Borrego and Finerty will work with the local San trackers, who are able to infer lions’ movement, behavior, and even some individual characteristics such as sex and age-class, using only tracks left behind on the ground. Importantly, the San trackers can also infer the movement and behavior of the prey animals. “It’s amazing the level of detail that [the San trackers] can pick up… they can really tell whether [the lions] were walking, stalking, what they were doing…. So, we can infer a lot of information about [the lions] from their tracks, which – in a low-density system – is really important because direct observation is so hard” explains Finerty. With respect to group hunting, Borrego describes how “[the San trackers] can find where a kill site was, go in, and then recreate the path that the lions took, and the prey species.”
Borrego and Finerty are also partnering with WildTrack, an organization that has developed a “Footprint Identification Technology” (FIT) tool which can infer the species, age-class, sex and individual identification of an animal from geometric profiles extracted from high quality photos of footprints. WildTrack is currently working to expand this technology to leopards and lions, and is trialing the use of AI technologies. Borrego and Finerty will contribute to these efforts by providing WildTrack with lion data, and in return, they’ll eventually be able to use the FIT tool to reliably identify individual lions from their paw prints.
By integrating the FIT tool to identify who is who, with the San trackers abilities to infer behavior and social interactions, Borrego and Finerty will be allowed unprecedented “observation” into the social dynamics of hunting behaviors among the Khutse lion groups. This aspect of their project is one that Crofoot is especially excited about. She describes how “the way in which this project builds on the traditional knowledge of San trackers… and complements and extends their expertise via cutting edge machine learning techniques – not to supplant the San trackers that are central to these research efforts, but to enrich their interpretations” was a particularly appealing aspect of Borrego and Finerty ’s proposed project.
Borrego and Finerty first crossed paths 3 years ago, while both were studying African lions, and had overlapping networks of colleagues and contacts. Both scientists were essentially interested in the ultimate limits and drivers of lion behavior and sociality. Finerty was coming at these questions within a movement ecology and energetics framework, curious about how lions choose to allocate their energetic resources in terms of where they go and what behaviors they engage in. Borrego, on the other hand, was focused more specifically on the hunting context, and interested in the ecological conditions that favor lions choosing to cooperate rather than going it alone, and the different forms and levels of complexity of cooperative hunting behavior.

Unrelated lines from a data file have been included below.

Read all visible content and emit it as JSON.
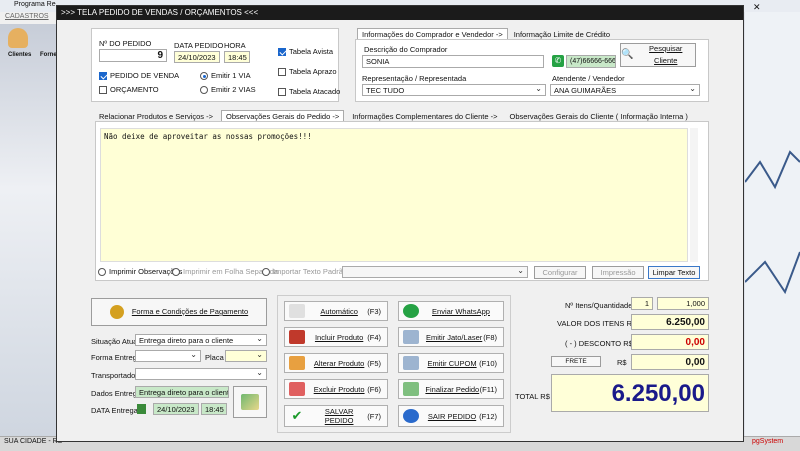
{
  "window": {
    "title": ">>>   TELA PEDIDO DE VENDAS / ORÇAMENTOS   <<<"
  },
  "background": {
    "app_title": "Programa Re",
    "menu": "CADASTROS",
    "toolbar": [
      "Clientes",
      "Forne"
    ],
    "status": "SUA CIDADE - RS",
    "status_right": "pgSystem"
  },
  "order": {
    "number_label": "Nº DO PEDIDO",
    "number": "9",
    "date_label": "DATA PEDIDO",
    "date": "24/10/2023",
    "time_label": "HORA",
    "time": "18:45",
    "pedido_venda": "PEDIDO DE VENDA",
    "orcamento": "ORÇAMENTO",
    "emitir1": "Emitir 1 VIA",
    "emitir2": "Emitir 2 VIAS",
    "tabela_avista": "Tabela Avista",
    "tabela_aprazo": "Tabela Aprazo",
    "tabela_atacado": "Tabela Atacado"
  },
  "buyer": {
    "tabs": [
      "Informações do Comprador e Vendedor ->",
      "Informação Limite de Crédito"
    ],
    "desc_label": "Descrição do Comprador",
    "desc": "SONIA",
    "phone": "(47)66666-6666",
    "search_button": "Pesquisar Cliente",
    "rep_label": "Representação / Representada",
    "rep": "TEC TUDO",
    "att_label": "Atendente / Vendedor",
    "att": "ANA GUIMARÃES"
  },
  "notes": {
    "tabs": [
      "Relacionar Produtos e Serviços ->",
      "Observações Gerais do Pedido ->",
      "Informações Complementares do Cliente ->",
      "Observações Gerais do Cliente ( Informação Interna )"
    ],
    "text": "Não deixe de aproveitar as nossas promoções!!!",
    "opt_imprimir": "Imprimir Observações",
    "opt_folha": "Imprimir em Folha Separada",
    "opt_importar": "Importar Texto Padrão",
    "btn_configurar": "Configurar",
    "btn_impressao": "Impressão",
    "btn_limpar": "Limpar Texto"
  },
  "payment": {
    "button": "Forma e Condições de Pagamento",
    "situacao_label": "Situação Atual",
    "situacao": "Entrega direto para o cliente",
    "forma_label": "Forma Entrega",
    "forma": "",
    "placa_label": "Placa",
    "placa": "",
    "transp_label": "Transportador",
    "transp": "",
    "dados_label": "Dados Entrega",
    "dados": "Entrega direto para o cliente",
    "data_label": "DATA Entrega",
    "data": "24/10/2023",
    "hora": "18:45"
  },
  "actions": [
    {
      "label": "Automático",
      "key": "(F3)"
    },
    {
      "label": "Enviar WhatsApp",
      "key": ""
    },
    {
      "label": "Incluir Produto",
      "key": "(F4)"
    },
    {
      "label": "Emitir Jato/Laser",
      "key": "(F8)"
    },
    {
      "label": "Alterar Produto",
      "key": "(F5)"
    },
    {
      "label": "Emitir CUPOM",
      "key": "(F10)"
    },
    {
      "label": "Excluir Produto",
      "key": "(F6)"
    },
    {
      "label": "Finalizar Pedido",
      "key": "(F11)"
    },
    {
      "label": "SALVAR PEDIDO",
      "key": "(F7)"
    },
    {
      "label": "SAIR  PEDIDO",
      "key": "(F12)"
    }
  ],
  "totals": {
    "itens_label": "Nº Itens/Quantidade",
    "itens": "1",
    "quantidade": "1,000",
    "valor_label": "VALOR DOS ITENS R$",
    "valor": "6.250,00",
    "desconto_label": "( - ) DESCONTO R$",
    "desconto": "0,00",
    "frete_label": "FRETE",
    "frete_rs": "R$",
    "frete": "0,00",
    "total_label": "TOTAL R$",
    "total": "6.250,00"
  },
  "colors": {
    "negative": "#cc0000",
    "title_bg": "#1b1b1b",
    "accent": "#1a66cc"
  }
}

“We realized that our separate bits would be so much of a bigger picture if we could bring them together” recalls Finerty. Indeed, another aspect of Borrego and Finerty ’s project that really appealed to Crofoot was their collaborative relationship itself, and “the clear way that they had already integrated their individual interests into a mature, collaborative scientific vision.” Crofoot, Strandburg-Peshkin, and all members of the Department for the Ecology of Animal Societies look forward to having Borrego and Finerty join the team, and are excited to see what this collaboration reveals.
More information about the Collaborative Research Grant program can be found at www.livingingroups.com
Written by: Alison M Ashbury, Scientific Writer in the Department for the Ecology of Animal Societies
Photos provided by: Natalia Borrego and Genevieve Finerty